Alwaght- Along with the relative stagnation on Yemen battlegrounds, the anti-Sana'a coalition of Yemeni and foreign actors is reviewing its alliances and reshaping its internal structures to adapt to the changes and dynamics happening in the game environment.
As part of these efforts, leaders of General People's Congress (GPC) have met in Abu Dhabi and took steps towards a peace initiative, reports suggested. One of the terms of the initiative was cutting off support to Abdrabbuh Mansour Hadi, removing him from presidency in the Aden-based administration, and replacing him with Ahmad Saleh, the son of the former President Ali Abdullah Saleh.
In April 2015, the UN Security Council imposed sanctions on Ahmad Saleh under Resolution 2216, accusing him of participating in activities that threaten peace, security and stability in Yemen. The sanctions imposed a travel ban on him.
However, a recent letter sent to the UN Secretary-General Antonio Guterres by Hadi's Foreign Minister Ahmad bin Mubarak and earlier negotiations with the former special UN envoy to Yemen Martin Griffiths demonstrated the Saudi and Emirati plans to ditch Hadi and bring to power the former president's son. Saleh's recent meeting with Netherlands ambassador to the UAE gave signs that the Western sides were preparing to lift his sanctions.
Elaph newspaper of Saudi Arabia in an article reported that Riyadh was pursuing Hadi removal from the political scene under the excuse of critical health and aging conditions. The newspaper noted that the most important current candidate to replace Hadi was Ahmad Saleh. It further said that the UNSC, including Russia and China, was moving in this direction and pursuing sanctions relief.
On the other hand, the UAE appointed Saleh president of the recent GPC conference as a replacement to Hadi in preparation to name him president of the ousted regime.
Earlier, media had revealed that Ahmad arranged an agreement among GPC's branch in the west coast, the UAE-backed militia there led by his cousin Tareq Saleh, and GPC's Sana'a branch led by Saleh Abu Ra'as.
Behind-the-scenes Riyadh-Abu Dhabi rivalry: End of alliance
The distrust between Saudi Arabia and the UAE is rising day by day and due to their struggle for own interests in Yemen as their strategies began to conflict.

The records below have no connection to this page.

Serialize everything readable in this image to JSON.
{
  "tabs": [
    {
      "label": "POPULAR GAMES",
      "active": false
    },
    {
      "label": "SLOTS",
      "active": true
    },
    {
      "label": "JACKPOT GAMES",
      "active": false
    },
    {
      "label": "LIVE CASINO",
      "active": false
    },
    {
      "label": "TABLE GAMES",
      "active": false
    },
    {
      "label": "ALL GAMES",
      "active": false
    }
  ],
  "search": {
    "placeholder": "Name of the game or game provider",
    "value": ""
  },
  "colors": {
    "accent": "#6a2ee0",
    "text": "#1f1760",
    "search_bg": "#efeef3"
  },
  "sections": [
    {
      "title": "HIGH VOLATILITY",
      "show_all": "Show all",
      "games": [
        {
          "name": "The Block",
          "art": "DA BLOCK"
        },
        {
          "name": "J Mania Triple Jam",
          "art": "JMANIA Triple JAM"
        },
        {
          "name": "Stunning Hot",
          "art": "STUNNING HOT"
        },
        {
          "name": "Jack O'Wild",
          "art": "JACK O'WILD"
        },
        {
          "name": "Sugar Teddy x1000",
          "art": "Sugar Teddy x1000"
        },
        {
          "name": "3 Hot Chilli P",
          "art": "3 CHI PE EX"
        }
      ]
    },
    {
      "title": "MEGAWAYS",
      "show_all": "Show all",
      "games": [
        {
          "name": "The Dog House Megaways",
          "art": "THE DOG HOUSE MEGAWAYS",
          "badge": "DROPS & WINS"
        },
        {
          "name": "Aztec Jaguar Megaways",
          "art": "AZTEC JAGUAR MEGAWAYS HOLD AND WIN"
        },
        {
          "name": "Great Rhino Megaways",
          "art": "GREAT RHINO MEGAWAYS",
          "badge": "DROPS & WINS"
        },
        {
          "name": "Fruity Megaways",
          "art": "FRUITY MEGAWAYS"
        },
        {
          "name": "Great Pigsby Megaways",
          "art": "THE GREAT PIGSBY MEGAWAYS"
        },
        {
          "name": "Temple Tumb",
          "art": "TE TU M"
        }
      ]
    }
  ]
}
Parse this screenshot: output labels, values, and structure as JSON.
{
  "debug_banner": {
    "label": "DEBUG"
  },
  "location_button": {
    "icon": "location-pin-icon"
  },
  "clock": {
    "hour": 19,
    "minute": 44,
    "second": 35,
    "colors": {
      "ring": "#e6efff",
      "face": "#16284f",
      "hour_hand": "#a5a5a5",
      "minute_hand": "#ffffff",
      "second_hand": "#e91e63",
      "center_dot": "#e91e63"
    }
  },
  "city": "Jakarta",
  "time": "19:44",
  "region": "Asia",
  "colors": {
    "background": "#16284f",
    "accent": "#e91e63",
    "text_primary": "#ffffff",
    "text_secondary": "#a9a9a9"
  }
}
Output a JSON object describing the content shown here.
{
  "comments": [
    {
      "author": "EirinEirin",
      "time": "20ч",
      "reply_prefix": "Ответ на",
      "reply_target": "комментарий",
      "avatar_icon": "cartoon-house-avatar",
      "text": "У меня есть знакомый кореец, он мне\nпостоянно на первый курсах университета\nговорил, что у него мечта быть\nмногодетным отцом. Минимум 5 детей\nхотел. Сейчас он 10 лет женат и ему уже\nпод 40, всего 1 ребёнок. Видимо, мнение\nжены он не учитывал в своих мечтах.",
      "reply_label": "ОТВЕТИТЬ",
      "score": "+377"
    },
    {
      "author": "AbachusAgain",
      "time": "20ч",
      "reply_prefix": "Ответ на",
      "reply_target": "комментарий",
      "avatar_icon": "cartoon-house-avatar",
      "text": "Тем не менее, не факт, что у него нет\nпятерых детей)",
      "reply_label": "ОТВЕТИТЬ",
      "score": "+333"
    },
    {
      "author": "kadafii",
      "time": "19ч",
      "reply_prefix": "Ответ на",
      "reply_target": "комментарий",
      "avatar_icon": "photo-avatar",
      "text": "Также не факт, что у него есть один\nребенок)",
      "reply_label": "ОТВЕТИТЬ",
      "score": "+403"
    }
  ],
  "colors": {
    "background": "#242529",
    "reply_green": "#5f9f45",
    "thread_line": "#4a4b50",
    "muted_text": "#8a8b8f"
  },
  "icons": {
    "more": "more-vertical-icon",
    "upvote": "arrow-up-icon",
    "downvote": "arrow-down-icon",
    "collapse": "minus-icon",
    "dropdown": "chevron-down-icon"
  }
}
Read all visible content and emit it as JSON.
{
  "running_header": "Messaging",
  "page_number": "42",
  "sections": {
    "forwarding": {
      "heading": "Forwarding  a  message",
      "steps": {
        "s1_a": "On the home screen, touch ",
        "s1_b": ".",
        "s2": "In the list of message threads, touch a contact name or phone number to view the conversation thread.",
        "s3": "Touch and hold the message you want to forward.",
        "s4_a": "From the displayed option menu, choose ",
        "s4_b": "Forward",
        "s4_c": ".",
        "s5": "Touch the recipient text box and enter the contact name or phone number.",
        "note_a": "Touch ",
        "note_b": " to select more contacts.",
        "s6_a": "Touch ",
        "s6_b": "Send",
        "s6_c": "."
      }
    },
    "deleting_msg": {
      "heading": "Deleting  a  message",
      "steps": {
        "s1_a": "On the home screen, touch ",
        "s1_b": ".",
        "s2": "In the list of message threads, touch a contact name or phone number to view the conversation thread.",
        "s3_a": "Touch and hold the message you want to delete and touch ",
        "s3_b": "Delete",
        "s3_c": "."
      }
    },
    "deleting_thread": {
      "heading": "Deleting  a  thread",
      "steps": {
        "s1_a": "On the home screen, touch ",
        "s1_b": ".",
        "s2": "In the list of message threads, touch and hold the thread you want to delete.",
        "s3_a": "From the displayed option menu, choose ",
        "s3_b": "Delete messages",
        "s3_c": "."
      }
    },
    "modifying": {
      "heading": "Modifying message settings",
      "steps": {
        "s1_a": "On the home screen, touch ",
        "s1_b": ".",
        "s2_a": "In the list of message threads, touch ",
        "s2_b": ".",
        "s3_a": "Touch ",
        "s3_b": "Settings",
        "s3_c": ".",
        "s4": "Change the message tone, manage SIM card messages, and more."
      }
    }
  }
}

The clearest example is the UAE exit announcement from combat mission in Yemen, followed by clashes between the UAE-sponsored Southern Transitional Council (STC) and the Saudi-backed loyalists of Hadi in 2018 and expulsion of Hadi cabinet from Aden.
This division continues despite political shows of maintaining unity, such as the failed Riyadh agreement and hand shaking of Abu Dhabi Crown Prince Mohammed bin Zayed and Saudi Crown Prince Mohammed bin Salman in front of media during bin Zayed's recent visit to Riyadh. With the Emiratis seeking to grab the initiative from the Saudis and play as the leading foreign actor in southern Yemen developments, this division even goes wider.
Although the news leaked talk about an agreement between Riyadh and Abu Dhabi to oust Mansour Hadi from power, behind the scenes there is a fierce competition between the two countries to pick up close allies in the government of Aden. And Hadi ouster should be read a Saudi concession to save the failing anti-Sana'a front, amid catastrophic situation for the Saudis in the strategic Ma'rib and the daily drone and missile strikes by Ansarullah Movement on the Saudi territories. It should be mentioned that opposition to Hadi inside the Aden government's circles was high and in addition to the southerners, Tareq Saleh did not swear allegiance to Hadi either.
GPC's challenges to recover from past mistakes
Observers hold that the efforts to appoint Ahmad Saleh as the leader of the GPC at present is a difficult job, given the massive differences that tore apart the party.
Currently, the GPC is going through tough times due to fragile domestic conditions, lack of financial resources, and regional and international pressures.
The internal rift between the party leaders is one of the most important challenges facing the party leaders in restoring the place in Yemen developments. Currently, the GPC has relations with Sana'a, Cairo, and Riyadh.
Observers believe that the key challenge ahead of pro-unity efforts of the GPC is lack of a comprehensive leadership, at a time each of its leaders insist on their qualification for general leadership and replacement of the slain leader Ali Abdullah Saleh.
No matter how patriotic the slogans of the GPC expatriate leaders are. A majority of them abandoned their country and people while the latter suffered for over six years under war, blockade, hunger, and diseases, tied their interests to those of foreign actors, and walked a path of political decline.
Therefore, the top priority for the party leaders is to unlock from dependence on foreign powers that seek colonial goals in prevention of Yemen unity and independence.